The seminar with Professor Peter Higgins of Edinburgh University, Scotland, was held on February 4th 2011 in Omote-sando, Tokyo, regarding the significance and the challenges of outdoor and environmental education.
36 people, mainly the outdoor and environmental educators, gathered at Global Environmental Outreach Centre (GEOC) on February 4th, 2011, for the seminar with Professor Peter Higgins.
Prof. Higgins suggested that outdoor/experiential education influences emotional growth and health for many of us. He emphasized that outdoor education in modern days has to consider social and economic structure of global society.
He pointed out that all educators should teach that various concepts are closely linked and the world today is very complex. Learning to respond for a change and hope for the future is needed, as well as the consequences of our actions.
Having reported the educational policy changes and the recent trend around outdoor education in Great Britain, he introduced the practical examples from Scotland, which have shifted its focus from school-based to more local and outdoor elements oriented.

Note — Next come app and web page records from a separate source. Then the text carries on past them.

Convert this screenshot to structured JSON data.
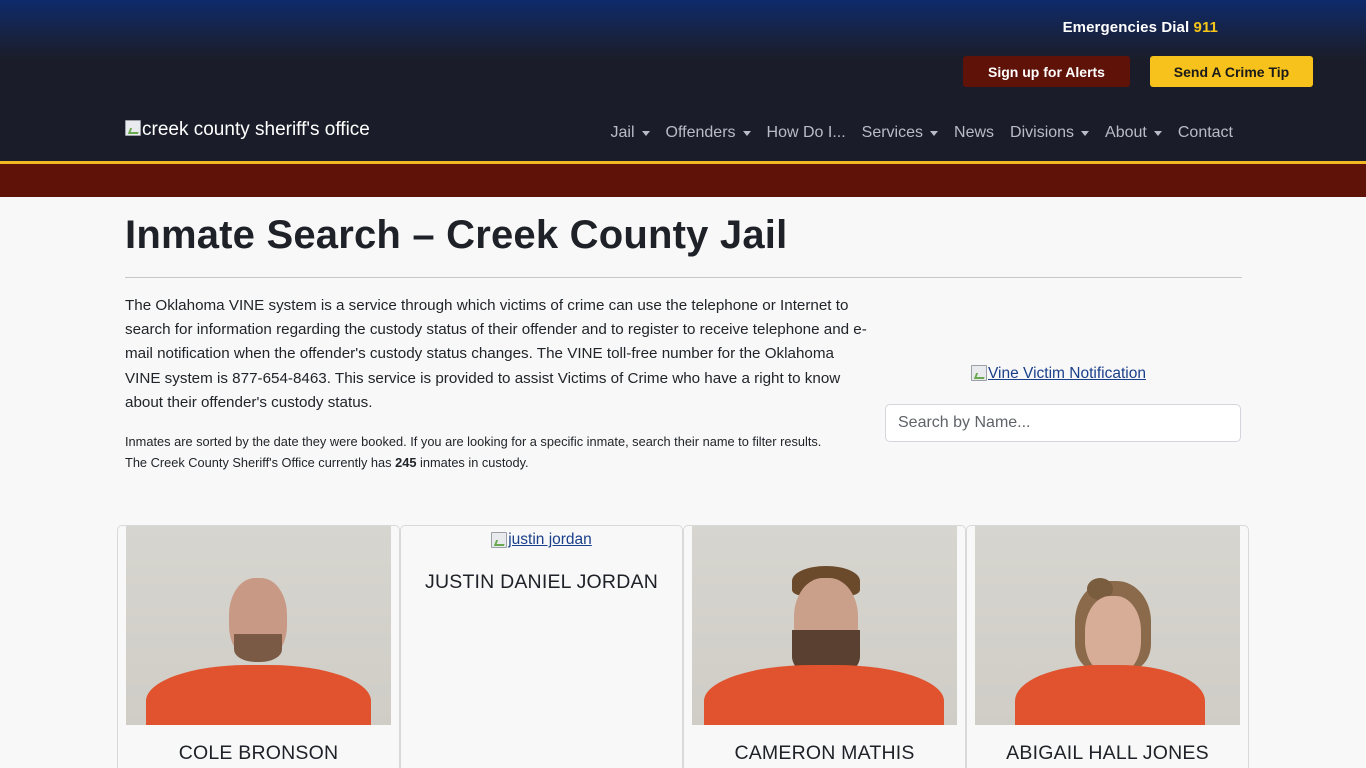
{
  "header": {
    "emergency_text": "Emergencies Dial ",
    "emergency_number": "911",
    "alerts_button": "Sign up for Alerts",
    "tip_button": "Send A Crime Tip",
    "logo_alt": "creek county sheriff's office",
    "colors": {
      "header_bg": "#1a1d29",
      "gold": "#f2b824",
      "maroon": "#5f1207",
      "tip_yellow": "#f7c21b"
    }
  },
  "nav": {
    "items": [
      {
        "label": "Jail",
        "dropdown": true
      },
      {
        "label": "Offenders",
        "dropdown": true
      },
      {
        "label": "How Do I...",
        "dropdown": false
      },
      {
        "label": "Services",
        "dropdown": true
      },
      {
        "label": "News",
        "dropdown": false
      },
      {
        "label": "Divisions",
        "dropdown": true
      },
      {
        "label": "About",
        "dropdown": true
      },
      {
        "label": "Contact",
        "dropdown": false
      }
    ]
  },
  "main": {
    "title": "Inmate Search – Creek County Jail",
    "intro": "The Oklahoma VINE system is a service through which victims of crime can use the telephone or Internet to search for information regarding the custody status of their offender and to register to receive telephone and e-mail notification when the offender's custody status changes. The VINE toll-free number for the Oklahoma VINE system is 877-654-8463. This service is provided to assist Victims of Crime who have a right to know about their offender's custody status.",
    "note_line1": "Inmates are sorted by the date they were booked. If you are looking for a specific inmate, search their name to filter results.",
    "note_prefix": "The Creek County Sheriff's Office currently has ",
    "inmate_count": "245",
    "note_suffix": " inmates in custody.",
    "vine_link_alt": "Vine Victim Notification",
    "search_placeholder": "Search by Name..."
  },
  "inmates": [
    {
      "name": "COLE BRONSON",
      "photo": true
    },
    {
      "name": "JUSTIN DANIEL JORDAN",
      "photo": false,
      "img_alt": "justin jordan"
    },
    {
      "name": "CAMERON MATHIS",
      "photo": true
    },
    {
      "name": "ABIGAIL HALL JONES",
      "photo": true
    }
  ]
}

Mr. Ono who is in charge of promoting the experiential activities at the Ministry of Education, Culture, Sports, Science and Technology summarized the trend among Japanese young people today linked to experiences in general. He suggested that the participation rate of elementary school students in outdoor activities are declining year by year. For example, in recent 10 years children who have swum in the sea and the river has decreased rapidly from 30 % to 10 %.
A discussion with the participants followed the two talks by Prof. Higgins and Mr. Ono. Issues raised included the necessity for a outdoor learning training course for teachers, how to secure the financial resources for outdoor education, the importance of outdoor experiences for parents, how to train the leaders of outdoor education, etc.
Prof. Higgins emphasized the importance of research to prove the educational effect of childrens play and the necessity of outdoor experiences for parents. Finally he commented on the significance of accumulation of study results to further improve outdoor education.